Using a traditional sculptural format (the monument), Meghan Smythe captures contradicting extremes within human gesture: intimacy and brutality, beauty and ugliness, or the lewd and tender. In her attempt to achieve an "elegant vulgarity," she encapsulates moments that define our mortality in unanticipated ways; oftentimes toeing the delicate line between erotic and macabre tendencies that give way to life, and ultimately death. Glass, ceramic, and concrete are woven together in an elaborate, orgy-like web of body parts and organic artifacts, as if suddenly cast with Pompeii-like circumstances. Like excavated antiquities or fossils, Smythe's ceramic compositions allude to the cyclical nature of civilization - a dramedy in which all of the players are subject to conquest and demise.

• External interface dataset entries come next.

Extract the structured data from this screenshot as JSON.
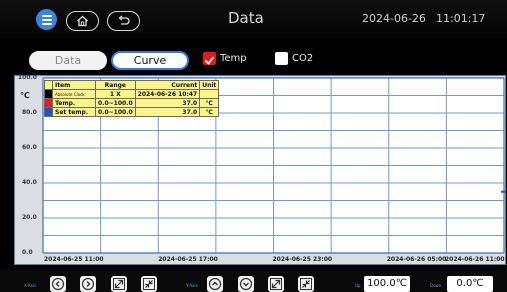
{
  "header": {
    "title": "Data",
    "date": "2024-06-26",
    "time": "11:01:17"
  },
  "modes": {
    "data_label": "Data",
    "curve_label": "Curve"
  },
  "channels": {
    "temp_label": "Temp",
    "temp_checked": true,
    "co2_label": "CO2",
    "co2_checked": false
  },
  "legend": {
    "headers": {
      "item": "Item",
      "range": "Range",
      "current": "Current",
      "unit": "Unit"
    },
    "rows": [
      {
        "color": "#000000",
        "item": "Absolute Clock",
        "range": "1 X",
        "current": "2024-06-26 10:47",
        "unit": ""
      },
      {
        "color": "#e02020",
        "item": "Temp.",
        "range": "0.0~100.0",
        "current": "37.0",
        "unit": "℃"
      },
      {
        "color": "#1f57b8",
        "item": "Set temp.",
        "range": "0.0~100.0",
        "current": "37.0",
        "unit": "℃"
      }
    ]
  },
  "chart_data": {
    "type": "line",
    "ylabel": "℃",
    "ylim": [
      0.0,
      100.0
    ],
    "yticks": [
      "100.0",
      "80.0",
      "60.0",
      "40.0",
      "20.0",
      "0.0"
    ],
    "xticks": [
      "2024-06-25 11:00",
      "2024-06-25 17:00",
      "2024-06-25 23:00",
      "2024-06-26 05:00",
      "2024-06-26 11:00"
    ],
    "grid": true,
    "series": []
  },
  "toolbar": {
    "x_axis_label": "X-Axis",
    "y_axis_label": "Y-Axis",
    "up_label": "Up",
    "down_label": "Down",
    "up_value": "100.0℃",
    "down_value": "0.0℃"
  }
}
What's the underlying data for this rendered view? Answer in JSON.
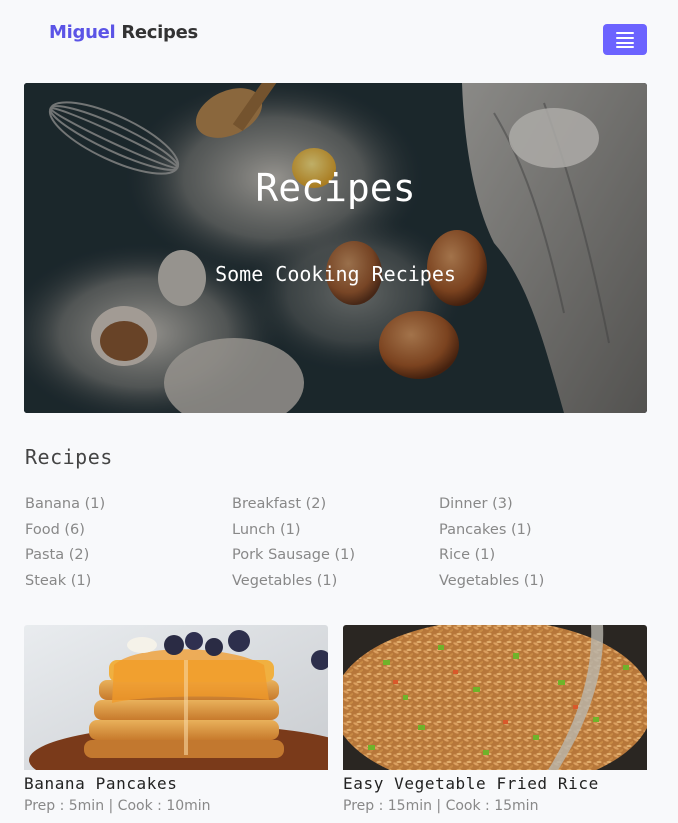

Smythe (b. 1984, Kingston, ON) received her MFA from the Alfred University School of Art and Design (NY). Her work has been shown at the Arizona State University Art Museum (AZ) and the Gardiner Museum, Toronto (ON). She was the Visiting Artist in Residence at California State University, Long Beach (CA) from 2012-2014, where she continues to teach Ceramic Arts. The artist lives and works in Long Beach, CA.